“GDP became the yardstick for measuring progress and still often serves as a proxy for overall national well-being. Policymakers think of national economic life in terms of GDP: raising GDP is a primary policy goal and people across the world look to GDP growth rates to assess how well their leaders are guiding economic policy choices. Yet today GDP is under fire from a variety of sources. Why?”

Gross Domestic Problem is reviewed along with Diane Coyle’s “GDP: A Brief but Affectionate History” and Zachary Karabell’s “Leading Indicators: A Short History of the Numbers That Rule Our World”. In his in-depth analysis Stephen Macekura, postdoctoral fellow at the John Sloan Dickey Center for International Understanding at Dartmouth College (US), says of Fioramonti’s book:

“Fioramonti presents the most scathing critique. He criticizes the deeply held faith that raising GDP can solve all political and social problems—what he calls the “dogma of infinite GDP growth.” For him, the reliance on GDP derives from a technocratic worldview that glorifies experts, corrodes communal values, and devalues the natural world. In addition to inveighing against this worldview throughout his book, he highlights contemporary social movements that are challenging both the use of GDP and mainstream society more broadly. He explains the “transition” and “de-growth” movements, which seek to downscale production and consumption, encourage participatory decision-making, decentralize power towards the community level, redistribute resources along more equitable lines, and lower humankind’s ecological footprint. Similarly, he recounts the efforts of communities that use their own currencies and banking systems to break free of the larger financial power structures (states, multinational corporations) that dominate economic transactions worldwide. In general, he sees technocracy and its GDP “dogma” as powerful centralizing and anti-democratic forces, and he celebrates grassroots, local movements that show “alternative ways of life are not just possible but also desirable.” His prescriptions are thus cultural and political; no merely technical fixes will suffice.”

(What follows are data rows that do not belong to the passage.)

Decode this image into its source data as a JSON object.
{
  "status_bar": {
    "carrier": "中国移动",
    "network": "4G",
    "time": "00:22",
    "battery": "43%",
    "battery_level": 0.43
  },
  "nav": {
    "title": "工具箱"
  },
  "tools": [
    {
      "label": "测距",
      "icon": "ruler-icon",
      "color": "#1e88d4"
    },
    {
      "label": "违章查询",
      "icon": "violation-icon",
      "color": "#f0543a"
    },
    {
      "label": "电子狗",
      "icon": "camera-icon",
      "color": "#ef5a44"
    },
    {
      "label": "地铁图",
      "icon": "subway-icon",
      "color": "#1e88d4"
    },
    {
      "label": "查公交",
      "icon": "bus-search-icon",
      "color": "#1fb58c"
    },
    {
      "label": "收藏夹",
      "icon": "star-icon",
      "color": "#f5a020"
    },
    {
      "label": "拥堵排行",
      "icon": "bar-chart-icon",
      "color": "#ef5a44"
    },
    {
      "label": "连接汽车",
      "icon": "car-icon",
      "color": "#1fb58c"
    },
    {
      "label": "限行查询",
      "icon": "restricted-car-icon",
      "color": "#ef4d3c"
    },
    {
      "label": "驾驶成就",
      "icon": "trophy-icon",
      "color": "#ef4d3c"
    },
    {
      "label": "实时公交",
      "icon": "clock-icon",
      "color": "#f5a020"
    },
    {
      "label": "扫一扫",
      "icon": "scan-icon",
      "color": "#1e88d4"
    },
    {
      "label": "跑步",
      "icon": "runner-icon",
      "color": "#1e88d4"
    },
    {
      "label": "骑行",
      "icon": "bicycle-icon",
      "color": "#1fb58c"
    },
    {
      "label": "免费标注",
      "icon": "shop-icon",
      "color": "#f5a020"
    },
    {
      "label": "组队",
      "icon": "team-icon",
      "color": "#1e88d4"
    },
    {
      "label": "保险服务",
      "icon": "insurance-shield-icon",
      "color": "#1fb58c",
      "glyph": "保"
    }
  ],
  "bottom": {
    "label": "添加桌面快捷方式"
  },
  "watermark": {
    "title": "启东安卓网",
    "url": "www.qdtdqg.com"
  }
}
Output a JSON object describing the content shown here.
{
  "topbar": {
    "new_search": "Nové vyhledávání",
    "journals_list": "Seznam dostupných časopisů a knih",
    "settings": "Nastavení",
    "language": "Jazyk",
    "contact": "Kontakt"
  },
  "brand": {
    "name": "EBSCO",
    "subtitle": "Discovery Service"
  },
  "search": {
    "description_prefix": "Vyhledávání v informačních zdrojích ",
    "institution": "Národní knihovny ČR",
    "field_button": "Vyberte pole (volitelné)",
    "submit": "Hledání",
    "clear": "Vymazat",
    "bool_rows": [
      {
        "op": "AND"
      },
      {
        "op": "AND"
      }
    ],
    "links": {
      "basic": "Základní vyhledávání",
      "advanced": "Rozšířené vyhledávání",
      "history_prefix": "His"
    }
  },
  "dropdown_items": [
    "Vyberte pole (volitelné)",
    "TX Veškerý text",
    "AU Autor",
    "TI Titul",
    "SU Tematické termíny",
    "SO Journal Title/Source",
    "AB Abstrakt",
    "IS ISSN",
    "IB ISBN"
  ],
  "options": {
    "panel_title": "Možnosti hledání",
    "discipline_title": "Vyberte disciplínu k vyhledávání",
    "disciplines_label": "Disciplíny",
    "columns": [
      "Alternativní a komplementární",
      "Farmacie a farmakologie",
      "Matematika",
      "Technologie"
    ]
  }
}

Read the full article on Public Books

How Numbers Rule the World: The Use and Abuse of Statistics in Global Politics

Cover_Page_How_Numbers_Rule_the_World
(Zed Books, 2014)

Author: Lorenzo Fioramonti

Numbers dominate global politics and, as a result, our everyday lives. Credit ratings steer financial markets and can make or break the future of entire nations. GDP drives our economies. Stock market indices flood our media and national debates. Statistical calculations define how we deal with climate change, poverty and sustainability. But what is behind these numbers?

In How Numbers Rule the World, Lorenzo Fioramonti reveals the hidden agendas underpinning the use of statistics and those who control them. Most worryingly, he shows how numbers have been used as a means to reinforce the grip of markets on our social and political life, curtailing public participation and rational debate.

An innovative and timely exposé of the politics, power and contestation of numbers. For more info see: https://www.zedbooks.net/shop/book/how-numbers-rule-the-world/